Government: Phone makers should lock out most drivers' apps

- Texting and driving has been causing more and more crashes, so a federal agency is asking device developers to design products that reduce the potential for distraction.

Wednesday, the National Highway Traffic Safety Administration announced proposed, voluntary guidelines to address driver distraction caused by mobile and other electronic devices in vehicles.

It wants smartphone makers to lock out most apps when the phone is being used by someone driving a car, and automakers to make infotainment systems easy to pair with smartphones.

Traffic deaths spiked 10.4 percent in the first six months of this year. That followed a 7.2 percent increase in 2015. The agency says 10 percent of deadly crashes last year involved distracted drivers.

Drivers could still make calls, but the phones and automaker systems would lock out the ability to enter text.

Internet browsing, video not related to driving, text from books, and photos also would be locked out.

Navigation systems would be permitted.

The NHTSA is asking for public comments after reading more here.

This is the second phase of voluntary guidelines to address driver distraction on U.S. roads.

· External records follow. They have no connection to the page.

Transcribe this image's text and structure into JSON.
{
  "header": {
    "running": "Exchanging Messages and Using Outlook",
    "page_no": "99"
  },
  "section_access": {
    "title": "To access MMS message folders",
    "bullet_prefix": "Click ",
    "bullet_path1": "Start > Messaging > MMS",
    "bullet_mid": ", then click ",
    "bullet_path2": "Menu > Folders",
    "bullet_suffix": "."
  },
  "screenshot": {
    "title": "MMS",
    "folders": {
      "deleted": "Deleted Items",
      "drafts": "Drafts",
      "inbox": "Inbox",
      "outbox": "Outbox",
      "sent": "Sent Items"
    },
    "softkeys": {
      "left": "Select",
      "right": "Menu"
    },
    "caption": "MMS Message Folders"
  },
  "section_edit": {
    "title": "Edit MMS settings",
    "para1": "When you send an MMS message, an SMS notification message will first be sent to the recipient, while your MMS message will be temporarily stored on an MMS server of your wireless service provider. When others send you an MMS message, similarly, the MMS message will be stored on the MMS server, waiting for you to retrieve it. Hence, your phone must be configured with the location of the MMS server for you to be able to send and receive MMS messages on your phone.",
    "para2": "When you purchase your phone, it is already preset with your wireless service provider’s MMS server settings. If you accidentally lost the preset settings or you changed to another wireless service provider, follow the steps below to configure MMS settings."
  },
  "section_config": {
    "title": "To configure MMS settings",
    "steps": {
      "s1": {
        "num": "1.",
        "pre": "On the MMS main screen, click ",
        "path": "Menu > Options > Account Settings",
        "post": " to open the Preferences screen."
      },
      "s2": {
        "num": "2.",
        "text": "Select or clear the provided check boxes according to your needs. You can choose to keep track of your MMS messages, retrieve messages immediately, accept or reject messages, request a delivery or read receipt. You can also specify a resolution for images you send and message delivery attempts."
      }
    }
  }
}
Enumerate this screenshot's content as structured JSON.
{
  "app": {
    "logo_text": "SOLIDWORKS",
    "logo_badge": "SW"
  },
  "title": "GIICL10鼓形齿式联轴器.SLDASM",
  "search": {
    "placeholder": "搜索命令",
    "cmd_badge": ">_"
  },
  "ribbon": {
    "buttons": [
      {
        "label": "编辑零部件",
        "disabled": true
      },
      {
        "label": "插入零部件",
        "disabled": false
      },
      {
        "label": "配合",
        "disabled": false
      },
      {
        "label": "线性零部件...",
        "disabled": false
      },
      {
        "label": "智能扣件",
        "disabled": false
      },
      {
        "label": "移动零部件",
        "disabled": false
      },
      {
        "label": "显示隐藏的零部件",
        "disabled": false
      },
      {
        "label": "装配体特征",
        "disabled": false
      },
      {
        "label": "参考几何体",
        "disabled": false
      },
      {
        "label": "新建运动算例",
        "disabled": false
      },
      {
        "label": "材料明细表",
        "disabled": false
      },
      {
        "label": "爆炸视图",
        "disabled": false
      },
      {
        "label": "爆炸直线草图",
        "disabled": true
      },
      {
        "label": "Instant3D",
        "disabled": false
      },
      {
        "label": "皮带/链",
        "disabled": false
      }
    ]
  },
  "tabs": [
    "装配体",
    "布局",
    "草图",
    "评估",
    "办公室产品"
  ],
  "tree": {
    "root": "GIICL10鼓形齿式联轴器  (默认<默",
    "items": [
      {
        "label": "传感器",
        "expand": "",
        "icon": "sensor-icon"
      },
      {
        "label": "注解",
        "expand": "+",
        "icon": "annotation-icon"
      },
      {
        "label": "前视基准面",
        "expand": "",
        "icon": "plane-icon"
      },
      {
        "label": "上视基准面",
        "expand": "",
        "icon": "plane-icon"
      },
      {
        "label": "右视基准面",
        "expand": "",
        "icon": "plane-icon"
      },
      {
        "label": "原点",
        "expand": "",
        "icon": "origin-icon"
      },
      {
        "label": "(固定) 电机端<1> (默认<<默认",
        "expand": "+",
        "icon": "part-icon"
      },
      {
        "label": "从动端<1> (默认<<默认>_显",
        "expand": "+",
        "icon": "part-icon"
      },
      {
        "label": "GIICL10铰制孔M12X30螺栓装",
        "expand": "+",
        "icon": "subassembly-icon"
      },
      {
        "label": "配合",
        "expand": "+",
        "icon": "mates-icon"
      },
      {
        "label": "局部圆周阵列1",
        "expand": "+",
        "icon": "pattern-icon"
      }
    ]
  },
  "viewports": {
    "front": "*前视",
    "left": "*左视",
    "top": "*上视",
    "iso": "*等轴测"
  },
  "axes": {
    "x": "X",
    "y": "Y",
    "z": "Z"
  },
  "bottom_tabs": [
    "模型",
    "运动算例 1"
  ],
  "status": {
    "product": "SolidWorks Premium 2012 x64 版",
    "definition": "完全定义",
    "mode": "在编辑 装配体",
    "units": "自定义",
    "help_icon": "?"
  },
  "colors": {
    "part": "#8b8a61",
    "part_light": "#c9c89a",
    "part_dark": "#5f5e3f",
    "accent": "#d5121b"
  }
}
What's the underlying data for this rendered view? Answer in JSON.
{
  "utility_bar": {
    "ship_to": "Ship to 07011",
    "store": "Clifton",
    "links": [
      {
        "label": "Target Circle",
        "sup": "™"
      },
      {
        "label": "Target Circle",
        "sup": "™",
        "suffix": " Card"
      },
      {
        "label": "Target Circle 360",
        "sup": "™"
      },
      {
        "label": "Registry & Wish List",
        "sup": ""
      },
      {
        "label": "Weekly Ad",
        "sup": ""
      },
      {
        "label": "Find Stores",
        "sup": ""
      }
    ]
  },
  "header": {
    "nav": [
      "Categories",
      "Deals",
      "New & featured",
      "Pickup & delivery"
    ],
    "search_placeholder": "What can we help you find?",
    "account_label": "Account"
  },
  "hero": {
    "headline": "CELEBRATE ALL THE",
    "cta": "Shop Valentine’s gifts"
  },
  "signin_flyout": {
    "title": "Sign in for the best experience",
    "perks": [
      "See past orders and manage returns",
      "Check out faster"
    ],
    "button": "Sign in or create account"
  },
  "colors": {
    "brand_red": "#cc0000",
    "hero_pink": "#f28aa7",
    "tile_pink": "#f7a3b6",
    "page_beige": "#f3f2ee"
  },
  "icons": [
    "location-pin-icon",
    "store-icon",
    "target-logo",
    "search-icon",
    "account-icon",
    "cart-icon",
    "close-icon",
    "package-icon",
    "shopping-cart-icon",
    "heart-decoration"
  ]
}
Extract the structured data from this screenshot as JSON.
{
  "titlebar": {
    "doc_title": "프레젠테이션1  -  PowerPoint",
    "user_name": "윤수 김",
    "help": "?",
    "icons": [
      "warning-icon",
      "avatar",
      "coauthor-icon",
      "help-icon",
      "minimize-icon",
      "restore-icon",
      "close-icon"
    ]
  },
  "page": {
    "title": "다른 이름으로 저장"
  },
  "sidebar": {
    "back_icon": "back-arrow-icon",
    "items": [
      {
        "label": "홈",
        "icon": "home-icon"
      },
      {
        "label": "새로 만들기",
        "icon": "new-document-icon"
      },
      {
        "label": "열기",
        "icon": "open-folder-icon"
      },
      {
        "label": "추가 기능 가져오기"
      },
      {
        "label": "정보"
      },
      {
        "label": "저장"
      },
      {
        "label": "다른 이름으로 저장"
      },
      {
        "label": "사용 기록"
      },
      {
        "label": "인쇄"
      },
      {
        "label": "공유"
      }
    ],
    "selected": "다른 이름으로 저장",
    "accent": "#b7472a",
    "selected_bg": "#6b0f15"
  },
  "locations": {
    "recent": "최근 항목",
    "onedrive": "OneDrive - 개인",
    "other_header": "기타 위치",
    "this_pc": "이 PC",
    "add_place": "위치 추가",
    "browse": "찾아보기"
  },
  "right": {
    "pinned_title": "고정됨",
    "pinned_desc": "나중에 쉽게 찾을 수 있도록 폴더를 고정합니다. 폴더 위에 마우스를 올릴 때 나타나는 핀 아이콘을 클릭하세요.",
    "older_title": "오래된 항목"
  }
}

The first phase, announced more than three years ago, focused on devices or systems built into the vehicle at the time of manufacture.

The NHTSA also suggests these safety precautions:

--Be a safe, distraction-free driver by putting your cell phone down and focusing on the road;

--Set the destination before using electronic devices for directions;

--Speak up when you're a passenger and your driver uses an electronic device while driving. Offer to call or text for the driver, so his or her full attention stays on the driving task; and

--Always wear your seat belt. Seat belts are the best defense against other unsafe drivers.

Up Next:

  • Popular

  • Recent

Stories You May Be Interested In – includes Advertiser Stories